Likewise, people reside in regions where their skin pigmentation just isn’t well suited for the sunlight intensity that is local. Along with of individual skin is determined by the pigment eumelanin, which acts as a sunscreen that is natural. Having lots of eumelanin is definitely an advantage for individuals who are now living in someplace where sunlight is intense and, since our species originated in tropical Africa, the humans that are first probably dark-skinned. Lighter skin evolved later in populations that migrated out from the tropics, into regions where sunshine hits the planet earth more obliquely. Not only is eumelanin needed less in such regions, it is in reality problematic because our bodies require sunlight to penetrate the skin to be able to create vitamin D. With too much eumelanin, dark-skinned people living at high latitudes risk developing nutritional disorders such as rickets, which in turn causes the skeleton to become deformed. This trade-off – having either an excessive amount of or too little sunlight penetrating your skin – caused human being populations to evolve eumelanin levels which are suitable for their region. Both of which are considered epidemics in some regions as people move around the world, mismatches between eumelanin and local sunlight intensity result in skin cancer and vitamin D deficiencies.

A s populations blend, moderate skin tones can be more widespread. Eumelanin production depends upon numerous genes, then when people who have various epidermis tones have children, these young children inherit a mix of gene variations from each parent, causing skin tones which are likely to be intermediate between compared to their parents.

Such blending is anticipated for complex traits encoded by numerous genes, such as skin height or pigmentation. However some faculties, such as having dry earwax or dense hair, are controlled by simply a solitary gene. Blending just isn’t possible for these faculties, which someone either has or does not have, on the basis of the genes inherited from the parents. Just What population-mixing might cause, nonetheless, is combinations of traits which were formerly rare, such as for example dark skin and blue eyes. Just this type of combination can currently be found in the Cape Verde islands, whose population that is modern descended from Portuguese and western Africans.

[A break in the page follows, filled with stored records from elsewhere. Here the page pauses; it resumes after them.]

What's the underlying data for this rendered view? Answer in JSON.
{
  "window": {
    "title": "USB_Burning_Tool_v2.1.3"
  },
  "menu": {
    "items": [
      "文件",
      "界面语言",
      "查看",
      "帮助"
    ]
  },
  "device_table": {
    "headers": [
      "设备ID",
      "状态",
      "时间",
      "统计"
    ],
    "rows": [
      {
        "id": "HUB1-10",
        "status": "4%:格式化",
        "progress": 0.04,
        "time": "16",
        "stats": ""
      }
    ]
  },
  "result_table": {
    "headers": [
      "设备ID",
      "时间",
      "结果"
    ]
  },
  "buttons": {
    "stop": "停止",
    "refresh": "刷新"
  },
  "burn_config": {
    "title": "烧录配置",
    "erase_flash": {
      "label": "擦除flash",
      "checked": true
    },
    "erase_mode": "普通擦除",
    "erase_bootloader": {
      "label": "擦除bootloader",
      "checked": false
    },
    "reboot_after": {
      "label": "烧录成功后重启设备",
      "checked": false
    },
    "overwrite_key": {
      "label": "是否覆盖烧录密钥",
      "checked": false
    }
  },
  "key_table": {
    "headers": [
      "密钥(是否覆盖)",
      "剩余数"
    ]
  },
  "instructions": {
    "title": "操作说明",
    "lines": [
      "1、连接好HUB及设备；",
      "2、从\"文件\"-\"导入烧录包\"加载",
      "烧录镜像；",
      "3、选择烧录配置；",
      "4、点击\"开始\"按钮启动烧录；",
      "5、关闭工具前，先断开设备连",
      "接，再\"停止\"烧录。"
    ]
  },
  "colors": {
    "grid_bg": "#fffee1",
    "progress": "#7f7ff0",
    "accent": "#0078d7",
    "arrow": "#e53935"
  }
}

In a lot of elements of the global world, blending is well underway. In highly diverse metropolitan centers such as Singapore, inter-ethnic marriages are rising quickly – from just 7.6 percent of all of the marriages in 1990 to 21.5 per cent in 2015. In the United States, interracial marriages have doubled since 1980. Not surprisingly, how many multiracial US children climbed 10-fold over roughly the time that is same, up from simply 1 percent of all births in 1970 to 10 per cent in 2013. Some 43 per cent of the population identifies as ‘pardo’, or mixed-race, according to a 2010 census in Brazil, where European, African and indigenous populations have been mixing for centuries.

A distinct advantageous asset of this mixing is that beneficial faculties present in one populace can make their means into the other. As an example, should a mutation appear somewhere in southeast Asia that provides protection contrary to the Zika virus, it couldn’t assist those facing the outbreak that is current Southern and Central America. Yet if some body using the mutation moved to South usa and established a family group here, the mutation could save everyday lives and therefore be passed away to generations to come.

A striking example arises from among the highest altitude areas on Earth, the Tibetan plateau. Because the air is thinner at greater altitudes, there is certainly less oxygen offered to breathe – 40 per cent less when it comes to the Tibetan plateau, a lot of which surpasses 13,000 foot (4,000 metres) above sea level. Minimal oxygen amounts are especially burdensome for childbirth, and complications such as preeclampsia (a maternity condition) are far more common at greater altitudes. This is an imperfect solution as it can lead to a condition known as chronic mountain sickness although people from lower altitudes who spend extended amounts of time at high altitude can partially adjust by making more red blood cells to capture oxygen.